Thalassemia is an inherited condition, which means it is passed down from parents to their children through genes. Individuals who have a family history of thalassemia or are carriers of the condition may be at an increased risk of developing the disorder.
Treatment for thalassemia may involve regular blood transfusions to replace the abnormal red blood cells with healthy ones, as well as chelation therapy to remove excess iron from the body. In some cases, bone marrow transplants may also be used as a treatment option.
Overall, thalassemia is a complex and potentially serious condition that requires ongoing medical care and support. Individuals with thalassemia can work with their healthcare providers to manage their symptoms and improve their quality of life.
Talking to Children About Mental Illness and Thalassemia
Talking to children about mental illness and thalassemia can be challenging, but it’s important to do so in a way that is age-appropriate and easy for them to understand. Here are some tips for talking to children about these topics:

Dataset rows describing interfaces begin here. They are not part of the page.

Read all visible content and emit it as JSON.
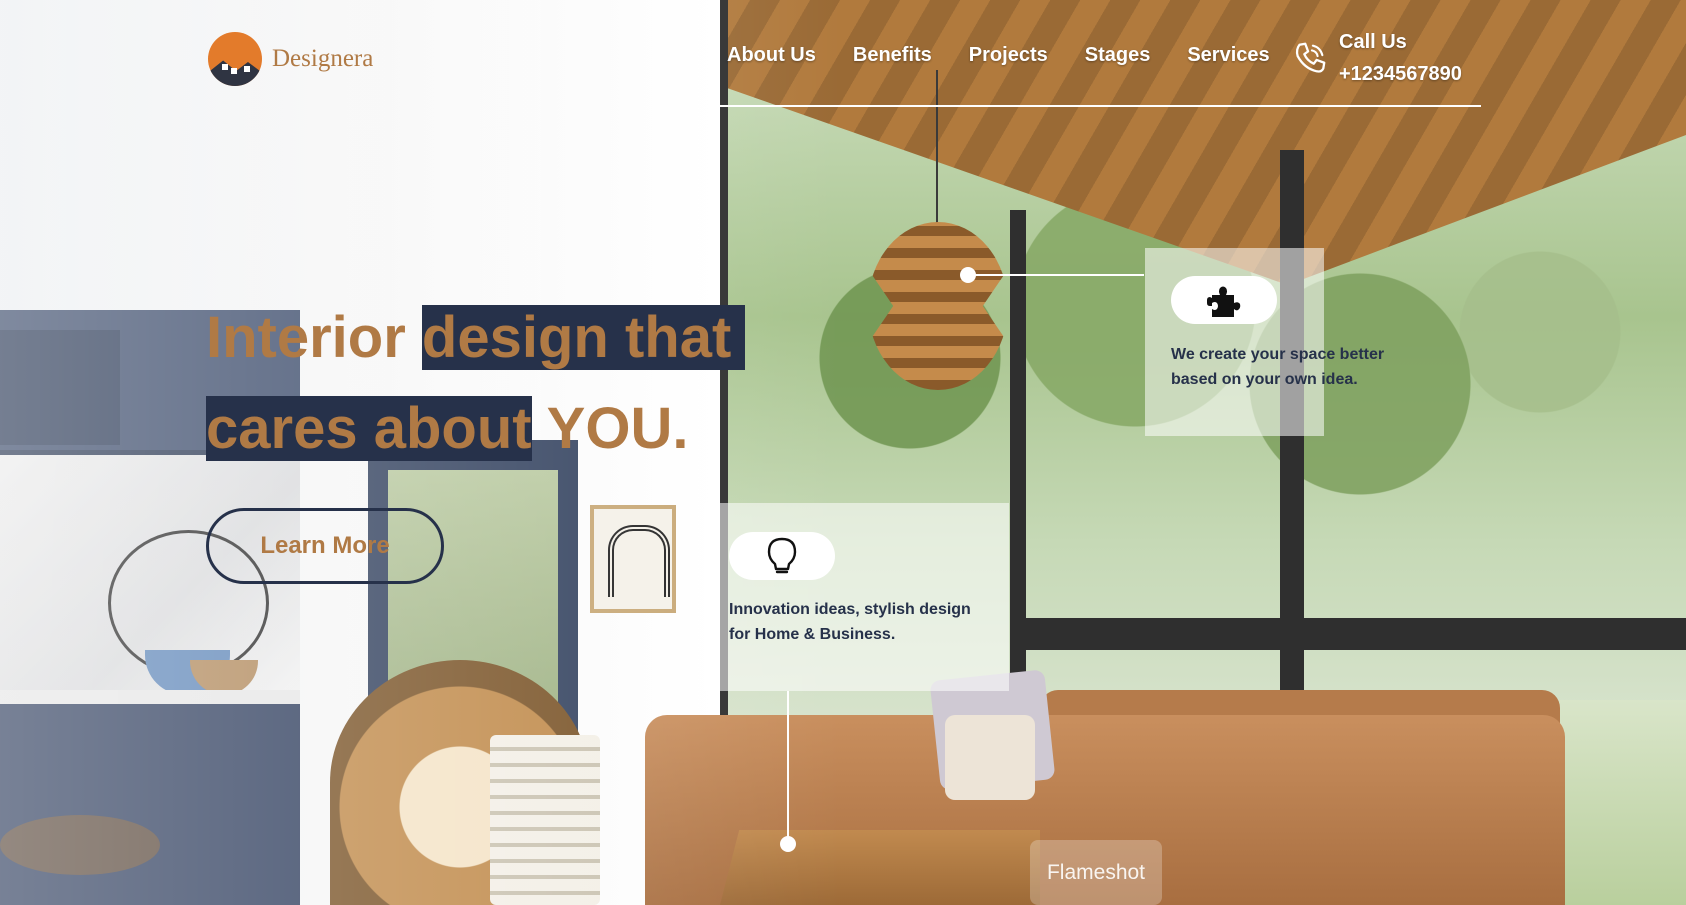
{
  "logo": {
    "name": "Designera",
    "color": "#b07a45",
    "mark_color": "#e37b2b"
  },
  "nav": {
    "items": [
      {
        "label": "About Us"
      },
      {
        "label": "Benefits"
      },
      {
        "label": "Projects"
      },
      {
        "label": "Stages"
      },
      {
        "label": "Services"
      }
    ]
  },
  "call": {
    "label": "Call Us",
    "phone": "+1234567890",
    "icon": "phone-icon"
  },
  "hero": {
    "line1_plain": "Interior ",
    "line1_highlight": "design that",
    "line2_highlight": "cares about",
    "line2_plain": " YOU.",
    "accent_color": "#b07a45",
    "highlight_color": "#26314a",
    "cta_label": "Learn More"
  },
  "features": [
    {
      "icon": "puzzle-icon",
      "text_line1": "We create your space better",
      "text_line2": "based on your own idea."
    },
    {
      "icon": "lightbulb-icon",
      "text_line1": "Innovation ideas, stylish design",
      "text_line2": "for Home & Business."
    }
  ],
  "watermark": {
    "label": "Flameshot"
  }
}
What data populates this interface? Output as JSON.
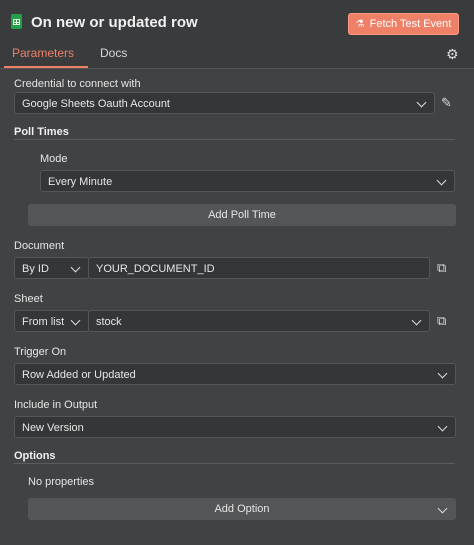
{
  "header": {
    "title": "On new or updated row",
    "fetch_label": "Fetch Test Event"
  },
  "tabs": [
    {
      "label": "Parameters"
    },
    {
      "label": "Docs"
    }
  ],
  "credential": {
    "label": "Credential to connect with",
    "value": "Google Sheets Oauth Account"
  },
  "poll_times": {
    "section": "Poll Times",
    "mode_label": "Mode",
    "mode_value": "Every Minute",
    "add_label": "Add Poll Time"
  },
  "document": {
    "label": "Document",
    "type": "By ID",
    "value": "YOUR_DOCUMENT_ID"
  },
  "sheet": {
    "label": "Sheet",
    "type": "From list",
    "value": "stock"
  },
  "trigger": {
    "label": "Trigger On",
    "value": "Row Added or Updated"
  },
  "output": {
    "label": "Include in Output",
    "value": "New Version"
  },
  "options": {
    "section": "Options",
    "empty_text": "No properties",
    "add_label": "Add Option"
  }
}
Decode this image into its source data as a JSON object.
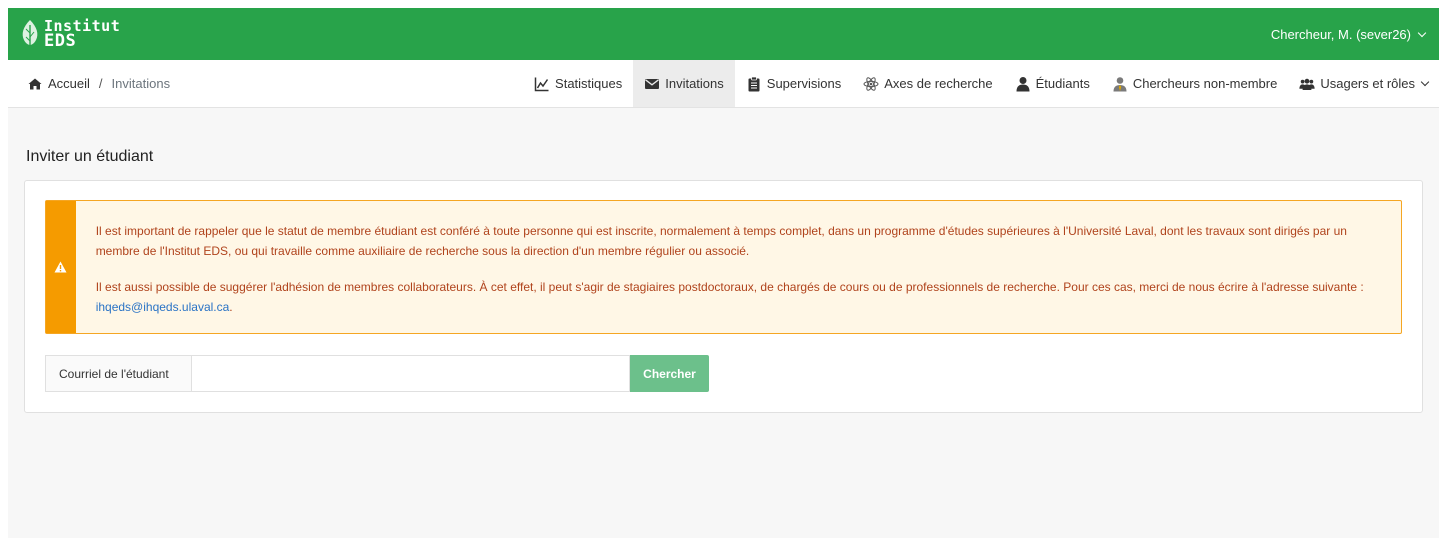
{
  "brand": {
    "line1": "Institut",
    "line2": "EDS",
    "color": "#28a34a"
  },
  "user": {
    "label": "Chercheur, M. (sever26)"
  },
  "breadcrumb": {
    "home": "Accueil",
    "separator": "/",
    "current": "Invitations"
  },
  "nav": {
    "items": [
      {
        "label": "Statistiques",
        "icon": "chart-line-icon"
      },
      {
        "label": "Invitations",
        "icon": "envelope-icon",
        "active": true
      },
      {
        "label": "Supervisions",
        "icon": "clipboard-icon"
      },
      {
        "label": "Axes de recherche",
        "icon": "atom-icon"
      },
      {
        "label": "Étudiants",
        "icon": "user-icon"
      },
      {
        "label": "Chercheurs non-membre",
        "icon": "user-tie-icon"
      },
      {
        "label": "Usagers et rôles",
        "icon": "users-icon"
      }
    ]
  },
  "page": {
    "title": "Inviter un étudiant"
  },
  "alert": {
    "icon": "warning-icon",
    "p1": "Il est important de rappeler que le statut de membre étudiant est conféré à toute personne qui est inscrite, normalement à temps complet, dans un programme d'études supérieures à l'Université Laval, dont les travaux sont dirigés par un membre de l'Institut EDS, ou qui travaille comme auxiliaire de recherche sous la direction d'un membre régulier ou associé.",
    "p2_before": "Il est aussi possible de suggérer l'adhésion de membres collaborateurs. À cet effet, il peut s'agir de stagiaires postdoctoraux, de chargés de cours ou de professionnels de recherche. Pour ces cas, merci de nous écrire à l'adresse suivante : ",
    "p2_link": "ihqeds@ihqeds.ulaval.ca",
    "p2_after": ".",
    "colors": {
      "accent": "#f59b00",
      "background": "#fff7e6",
      "text": "#b0431c"
    }
  },
  "search": {
    "label": "Courriel de l'étudiant",
    "value": "",
    "button": "Chercher",
    "button_color": "#6cc08b"
  }
}
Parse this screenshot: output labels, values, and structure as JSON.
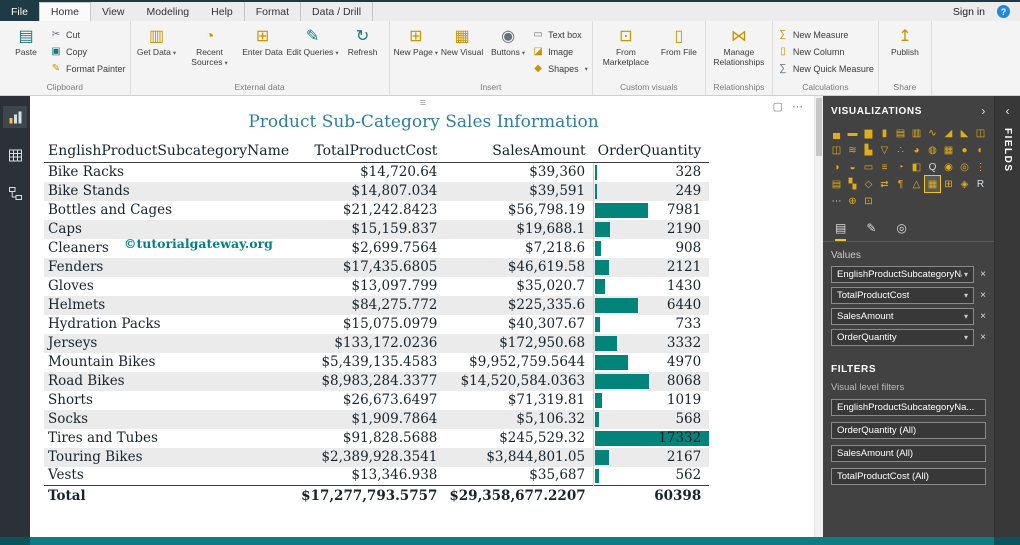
{
  "window": {
    "sign_in_label": "Sign in",
    "help_glyph": "?"
  },
  "tabs": [
    {
      "label": "File",
      "variant": "file"
    },
    {
      "label": "Home",
      "variant": "active"
    },
    {
      "label": "View"
    },
    {
      "label": "Modeling"
    },
    {
      "label": "Help"
    },
    {
      "label": "Format",
      "variant": "contextual"
    },
    {
      "label": "Data / Drill",
      "variant": "contextual"
    }
  ],
  "ribbon": {
    "groups": [
      {
        "label": "Clipboard",
        "big": [
          {
            "label": "Paste",
            "icon": "paste-clipboard-icon",
            "glyph": "▤",
            "tone": "teal"
          }
        ],
        "small": [
          {
            "label": "Cut",
            "icon": "cut-scissors-icon",
            "glyph": "✂",
            "tone": "gray"
          },
          {
            "label": "Copy",
            "icon": "copy-icon",
            "glyph": "▣",
            "tone": "teal"
          },
          {
            "label": "Format Painter",
            "icon": "format-painter-icon",
            "glyph": "✎",
            "tone": "amber"
          }
        ]
      },
      {
        "label": "External data",
        "big": [
          {
            "label": "Get Data",
            "icon": "get-data-icon",
            "glyph": "▥",
            "tone": "amber",
            "caret": true
          },
          {
            "label": "Recent Sources",
            "icon": "recent-sources-icon",
            "glyph": "◔",
            "tone": "amber",
            "caret": true
          },
          {
            "label": "Enter Data",
            "icon": "enter-data-icon",
            "glyph": "⊞",
            "tone": "amber"
          },
          {
            "label": "Edit Queries",
            "icon": "edit-queries-icon",
            "glyph": "✎",
            "tone": "teal",
            "caret": true
          },
          {
            "label": "Refresh",
            "icon": "refresh-icon",
            "glyph": "↻",
            "tone": "teal"
          }
        ]
      },
      {
        "label": "Insert",
        "big": [
          {
            "label": "New Page",
            "icon": "new-page-icon",
            "glyph": "⊞",
            "tone": "amber",
            "caret": true
          },
          {
            "label": "New Visual",
            "icon": "new-visual-icon",
            "glyph": "▦",
            "tone": "amber"
          },
          {
            "label": "Buttons",
            "icon": "buttons-icon",
            "glyph": "◉",
            "tone": "gray",
            "caret": true
          }
        ],
        "small": [
          {
            "label": "Text box",
            "icon": "text-box-icon",
            "glyph": "▭",
            "tone": "gray"
          },
          {
            "label": "Image",
            "icon": "image-icon",
            "glyph": "◪",
            "tone": "amber"
          },
          {
            "label": "Shapes",
            "icon": "shapes-icon",
            "glyph": "◆",
            "tone": "amber",
            "caret": true
          }
        ]
      },
      {
        "label": "Custom visuals",
        "big": [
          {
            "label": "From Marketplace",
            "icon": "from-marketplace-icon",
            "glyph": "⊡",
            "tone": "amber"
          },
          {
            "label": "From File",
            "icon": "from-file-icon",
            "glyph": "▯",
            "tone": "amber"
          }
        ]
      },
      {
        "label": "Relationships",
        "big": [
          {
            "label": "Manage Relationships",
            "icon": "manage-relationships-icon",
            "glyph": "⋈",
            "tone": "amber"
          }
        ]
      },
      {
        "label": "Calculations",
        "small": [
          {
            "label": "New Measure",
            "icon": "new-measure-icon",
            "glyph": "∑",
            "tone": "amber"
          },
          {
            "label": "New Column",
            "icon": "new-column-icon",
            "glyph": "▯",
            "tone": "amber"
          },
          {
            "label": "New Quick Measure",
            "icon": "new-quick-measure-icon",
            "glyph": "∑",
            "tone": "gray"
          }
        ]
      },
      {
        "label": "Share",
        "big": [
          {
            "label": "Publish",
            "icon": "publish-icon",
            "glyph": "↥",
            "tone": "amber"
          }
        ]
      }
    ]
  },
  "leftnav": {
    "items": [
      {
        "icon": "report-view-icon",
        "selected": true
      },
      {
        "icon": "data-view-icon"
      },
      {
        "icon": "model-view-icon"
      }
    ]
  },
  "canvas": {
    "visual_grip_glyph": "≡",
    "focus_mode_glyph": "▢",
    "more_options_glyph": "⋯",
    "table": {
      "title": "Product Sub-Category Sales Information",
      "watermark": "©tutorialgateway.org",
      "columns": [
        "EnglishProductSubcategoryName",
        "TotalProductCost",
        "SalesAmount",
        "OrderQuantity"
      ],
      "order_quantity_max": 17332,
      "bar_color": "#03847b",
      "title_color": "#2e7f9f",
      "rows": [
        {
          "name": "Bike Racks",
          "total_product_cost": "$14,720.64",
          "sales_amount": "$39,360",
          "order_quantity": 328
        },
        {
          "name": "Bike Stands",
          "total_product_cost": "$14,807.034",
          "sales_amount": "$39,591",
          "order_quantity": 249
        },
        {
          "name": "Bottles and Cages",
          "total_product_cost": "$21,242.8423",
          "sales_amount": "$56,798.19",
          "order_quantity": 7981
        },
        {
          "name": "Caps",
          "total_product_cost": "$15,159.837",
          "sales_amount": "$19,688.1",
          "order_quantity": 2190
        },
        {
          "name": "Cleaners",
          "total_product_cost": "$2,699.7564",
          "sales_amount": "$7,218.6",
          "order_quantity": 908
        },
        {
          "name": "Fenders",
          "total_product_cost": "$17,435.6805",
          "sales_amount": "$46,619.58",
          "order_quantity": 2121
        },
        {
          "name": "Gloves",
          "total_product_cost": "$13,097.799",
          "sales_amount": "$35,020.7",
          "order_quantity": 1430
        },
        {
          "name": "Helmets",
          "total_product_cost": "$84,275.772",
          "sales_amount": "$225,335.6",
          "order_quantity": 6440
        },
        {
          "name": "Hydration Packs",
          "total_product_cost": "$15,075.0979",
          "sales_amount": "$40,307.67",
          "order_quantity": 733
        },
        {
          "name": "Jerseys",
          "total_product_cost": "$133,172.0236",
          "sales_amount": "$172,950.68",
          "order_quantity": 3332
        },
        {
          "name": "Mountain Bikes",
          "total_product_cost": "$5,439,135.4583",
          "sales_amount": "$9,952,759.5644",
          "order_quantity": 4970
        },
        {
          "name": "Road Bikes",
          "total_product_cost": "$8,983,284.3377",
          "sales_amount": "$14,520,584.0363",
          "order_quantity": 8068
        },
        {
          "name": "Shorts",
          "total_product_cost": "$26,673.6497",
          "sales_amount": "$71,319.81",
          "order_quantity": 1019
        },
        {
          "name": "Socks",
          "total_product_cost": "$1,909.7864",
          "sales_amount": "$5,106.32",
          "order_quantity": 568
        },
        {
          "name": "Tires and Tubes",
          "total_product_cost": "$91,828.5688",
          "sales_amount": "$245,529.32",
          "order_quantity": 17332
        },
        {
          "name": "Touring Bikes",
          "total_product_cost": "$2,389,928.3541",
          "sales_amount": "$3,844,801.05",
          "order_quantity": 2167
        },
        {
          "name": "Vests",
          "total_product_cost": "$13,346.938",
          "sales_amount": "$35,687",
          "order_quantity": 562
        }
      ],
      "total": {
        "name": "Total",
        "total_product_cost": "$17,277,793.5757",
        "sales_amount": "$29,358,677.2207",
        "order_quantity": "60398"
      }
    }
  },
  "visualizations": {
    "title": "VISUALIZATIONS",
    "collapse_glyph": "›",
    "caret_glyph": "▾",
    "remove_glyph": "×",
    "values_label": "Values",
    "icons": [
      {
        "name": "stacked-bar-chart",
        "glyph": "▄"
      },
      {
        "name": "clustered-bar-chart",
        "glyph": "▬"
      },
      {
        "name": "stacked-column-chart",
        "glyph": "▆"
      },
      {
        "name": "clustered-column-chart",
        "glyph": "▮"
      },
      {
        "name": "100-stacked-bar-chart",
        "glyph": "▤"
      },
      {
        "name": "100-stacked-column-chart",
        "glyph": "▥"
      },
      {
        "name": "line-chart",
        "glyph": "∿"
      },
      {
        "name": "area-chart",
        "glyph": "◢"
      },
      {
        "name": "stacked-area-chart",
        "glyph": "◣"
      },
      {
        "name": "line-and-stacked-column-chart",
        "glyph": "◫"
      },
      {
        "name": "line-and-clustered-column-chart",
        "glyph": "◫"
      },
      {
        "name": "ribbon-chart",
        "glyph": "≋"
      },
      {
        "name": "waterfall-chart",
        "glyph": "▙"
      },
      {
        "name": "funnel-chart",
        "glyph": "▽"
      },
      {
        "name": "scatter-chart",
        "glyph": "∴"
      },
      {
        "name": "pie-chart",
        "glyph": "◕"
      },
      {
        "name": "donut-chart",
        "glyph": "◍"
      },
      {
        "name": "treemap",
        "glyph": "▦"
      },
      {
        "name": "map",
        "glyph": "●"
      },
      {
        "name": "filled-map",
        "glyph": "◐"
      },
      {
        "name": "shape-map",
        "glyph": "◑"
      },
      {
        "name": "gauge",
        "glyph": "◒"
      },
      {
        "name": "card",
        "glyph": "▭"
      },
      {
        "name": "multi-row-card",
        "glyph": "≡"
      },
      {
        "name": "kpi",
        "glyph": "◔"
      },
      {
        "name": "slicer",
        "glyph": "◧"
      },
      {
        "name": "q-and-a-visual",
        "glyph": "Q",
        "tone": "white"
      },
      {
        "name": "arcgis-map",
        "glyph": "◉"
      },
      {
        "name": "key-influencers",
        "glyph": "◎"
      },
      {
        "name": "decomposition-tree",
        "glyph": "⋮"
      },
      {
        "name": "paginated-report",
        "glyph": "▤"
      },
      {
        "name": "python-visual",
        "glyph": "▚"
      },
      {
        "name": "power-apps",
        "glyph": "◇"
      },
      {
        "name": "power-automate",
        "glyph": "⇄"
      },
      {
        "name": "smart-narrative",
        "glyph": "¶"
      },
      {
        "name": "metrics",
        "glyph": "△"
      },
      {
        "name": "table",
        "glyph": "▦",
        "selected": true
      },
      {
        "name": "matrix",
        "glyph": "⊞"
      },
      {
        "name": "custom-visual",
        "glyph": "◈"
      },
      {
        "name": "r-script-visual",
        "glyph": "R",
        "tone": "white"
      },
      {
        "name": "more-visuals",
        "glyph": "⋯",
        "tone": "white"
      },
      {
        "name": "import-visual",
        "glyph": "⊕"
      },
      {
        "name": "marketplace-visual",
        "glyph": "⊡"
      }
    ],
    "pane_tabs": [
      {
        "name": "fields-pane-tab",
        "glyph": "▤",
        "selected": true
      },
      {
        "name": "format-pane-tab",
        "glyph": "✎"
      },
      {
        "name": "analytics-pane-tab",
        "glyph": "◎"
      }
    ],
    "value_fields": [
      {
        "label": "EnglishProductSubcategoryNa"
      },
      {
        "label": "TotalProductCost"
      },
      {
        "label": "SalesAmount"
      },
      {
        "label": "OrderQuantity"
      }
    ]
  },
  "filters": {
    "title": "FILTERS",
    "section_label": "Visual level filters",
    "items": [
      {
        "label": "EnglishProductSubcategoryNa..."
      },
      {
        "label": "OrderQuantity  (All)"
      },
      {
        "label": "SalesAmount  (All)"
      },
      {
        "label": "TotalProductCost  (All)"
      }
    ]
  },
  "fields_panel": {
    "title": "FIELDS",
    "collapse_glyph": "‹"
  }
}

- Start with the basics: When talking to children about mental illness and thalassemia, start with the basics. Explain what these conditions are and how they can affect individuals and their families. Use simple and age-appropriate language that your child can understand.
- Be honest and open: Children can sense when something is wrong, so it’s important to be honest and open when talking to them about mental illness and thalassemia. Let them know that these conditions are medical conditions that can be treated with the help of doctors and other healthcare professionals.
- Encourage questions: Encourage your child to ask questions and express their feelings about mental illness and thalassemia. This can help them process the information and feel more comfortable talking about these topics in the future.
- Address stigma: Discuss the stigma that can be associated with mental illness and thalassemia. Explain that these conditions are not something to be ashamed of and that seeking help and support is a sign of strength.
- Emphasize support: Let your child know that individuals with mental illness and thalassemia can receive support from healthcare professionals, family members, and friends. Encourage your child to be supportive and understanding towards individuals who are struggling with these conditions.
- Use resources: There are many resources available to help you talk to your child about mental illness and thalassemia, including books, videos, and online resources. Consider using these resources to supplement your conversations and help your child understand these topics better.
Overall, talking to children about mental illness and thalassemia can help reduce stigma, increase understanding, and promote empathy and compassion towards individuals who are affected by these conditions. It’s important to be honest, open, and supportive when discussing these topics with children.
In conclusion, talking to children about mental illness and thalassemia can be challenging but is essential for their understanding and emotional well-being. When discussing mental illness, it’s important to use age-appropriate language and explain that it’s an illness just like physical ailments. It’s also important to address any misconceptions or stigmas surrounding mental illness and encourage children to seek help if they or someone they know is struggling.
When discussing thalassemia, it’s important to provide clear and accurate information about the condition, including how it’s inherited and managed. It’s also important to address any fears or concerns the child may have and to emphasize that individuals with thalassemia can lead healthy and fulfilling lives with proper treatment and support.
Overall, talking to children about mental illness and thalassemia can help reduce stigma and provide a sense of understanding and support. By using open and honest communication, children can learn to be empathetic and compassionate towards others who may be facing similar challenges.